In the four years I’ve lived in New York, I’ve gotten used to buying only what I can carry home from the grocery store. Doing this is nice because its quick, because it’s good exercise, and because we waste less food. But man, sometimes I can’t help but remember fondly those days (college) when I’d load down the car with everything I needed — and didn’t need — for the week, and just drive home.
The automobile, that symbol of American independence, offers many of the conveniences and efficiencies we enjoy. And yet its excessive in so many ways as well, for ourselves and for the environment. In the down economy, Americans scrapped 14 million cars and only purchased 10 million, according to a new study by the Earth Policy Institute, leading to a 2% decline in the country’s auto fleet. That’s the first decline since World War 2.
Much of this is due to people taking advantage of the federal “Cash for Clunkers” program, and generally unburdening themselves of the financial weight that comes with owning a car. But the EPI says there’s also evidence that, particularly amongst younger consumers, people want to skip the car to help reduce emissions. It’s possible that by 2020, the institute says, we could own 10% less than the current fleet.

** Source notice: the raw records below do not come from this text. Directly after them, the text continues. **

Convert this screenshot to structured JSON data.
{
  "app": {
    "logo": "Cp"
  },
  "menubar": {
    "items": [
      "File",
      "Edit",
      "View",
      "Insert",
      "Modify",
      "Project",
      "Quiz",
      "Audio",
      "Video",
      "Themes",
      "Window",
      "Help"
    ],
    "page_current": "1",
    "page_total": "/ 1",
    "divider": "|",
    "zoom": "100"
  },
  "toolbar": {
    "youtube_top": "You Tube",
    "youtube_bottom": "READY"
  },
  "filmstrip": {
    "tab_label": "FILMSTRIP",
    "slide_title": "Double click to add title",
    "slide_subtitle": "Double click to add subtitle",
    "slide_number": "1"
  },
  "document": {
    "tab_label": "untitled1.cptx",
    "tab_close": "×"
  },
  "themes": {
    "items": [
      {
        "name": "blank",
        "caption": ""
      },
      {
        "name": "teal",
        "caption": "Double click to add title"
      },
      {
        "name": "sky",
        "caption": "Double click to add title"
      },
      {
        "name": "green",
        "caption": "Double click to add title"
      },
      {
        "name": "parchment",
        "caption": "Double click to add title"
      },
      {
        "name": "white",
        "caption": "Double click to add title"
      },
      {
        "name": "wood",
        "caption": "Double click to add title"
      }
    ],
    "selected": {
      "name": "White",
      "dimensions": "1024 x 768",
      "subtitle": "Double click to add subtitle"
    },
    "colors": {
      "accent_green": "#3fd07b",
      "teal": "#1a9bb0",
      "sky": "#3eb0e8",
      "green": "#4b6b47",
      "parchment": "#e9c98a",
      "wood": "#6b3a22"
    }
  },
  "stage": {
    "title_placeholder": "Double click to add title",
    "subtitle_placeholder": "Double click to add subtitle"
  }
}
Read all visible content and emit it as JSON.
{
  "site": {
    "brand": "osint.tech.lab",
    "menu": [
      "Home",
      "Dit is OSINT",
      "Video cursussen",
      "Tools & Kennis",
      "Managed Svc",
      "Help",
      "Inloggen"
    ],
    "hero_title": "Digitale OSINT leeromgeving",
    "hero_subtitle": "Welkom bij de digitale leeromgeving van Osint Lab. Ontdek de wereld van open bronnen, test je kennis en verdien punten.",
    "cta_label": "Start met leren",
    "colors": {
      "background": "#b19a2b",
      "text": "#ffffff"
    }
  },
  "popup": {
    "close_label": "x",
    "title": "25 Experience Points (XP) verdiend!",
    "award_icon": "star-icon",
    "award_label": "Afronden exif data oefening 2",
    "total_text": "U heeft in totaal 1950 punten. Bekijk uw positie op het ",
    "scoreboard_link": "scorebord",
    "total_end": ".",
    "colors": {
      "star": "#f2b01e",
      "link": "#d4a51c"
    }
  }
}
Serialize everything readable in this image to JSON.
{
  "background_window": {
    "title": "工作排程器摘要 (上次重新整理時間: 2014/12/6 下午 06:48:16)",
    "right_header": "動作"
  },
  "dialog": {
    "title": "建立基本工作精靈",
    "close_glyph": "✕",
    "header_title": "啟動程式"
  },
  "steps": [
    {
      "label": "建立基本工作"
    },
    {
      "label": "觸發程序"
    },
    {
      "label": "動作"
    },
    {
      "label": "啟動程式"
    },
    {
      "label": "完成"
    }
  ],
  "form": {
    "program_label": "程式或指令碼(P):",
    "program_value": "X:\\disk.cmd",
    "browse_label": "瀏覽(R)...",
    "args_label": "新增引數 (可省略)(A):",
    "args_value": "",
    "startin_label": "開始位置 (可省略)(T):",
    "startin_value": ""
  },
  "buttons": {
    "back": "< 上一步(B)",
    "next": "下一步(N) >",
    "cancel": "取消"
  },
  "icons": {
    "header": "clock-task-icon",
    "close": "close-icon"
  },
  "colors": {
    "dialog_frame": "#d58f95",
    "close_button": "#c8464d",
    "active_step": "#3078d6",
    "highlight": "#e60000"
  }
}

This trend is of particular interest to supermarkets, where store size and metrics are a reflection of how much their customers can carry. With fewer cars, retailers could build smaller parking lots, set up bus stops, and rearrange their store layout to accommodate more grab-and-go offerings.
It’s also a great promotional opportunity, as a couple of retailers have already proven. Earlier this week, Supervalu banner Farm Fresh announced a partnership that will reward customers who green their commute by carpooling, biking, using mass transit or telecommuting. Participants who enroll with NuRide, the partner organization, will receive a $5 off coupon for every $50 they spend at Farm Fresh, and will be enrolled to win a weekly prize of $100 worth of groceries. HEB also joined a similar program through NuRide earlier this year, which enlisted several retailers in a “Commuter Challenge” aimed at eliminating 15 million collective miles from people’s daily trips.
(Creative Commons photo by Burning Image)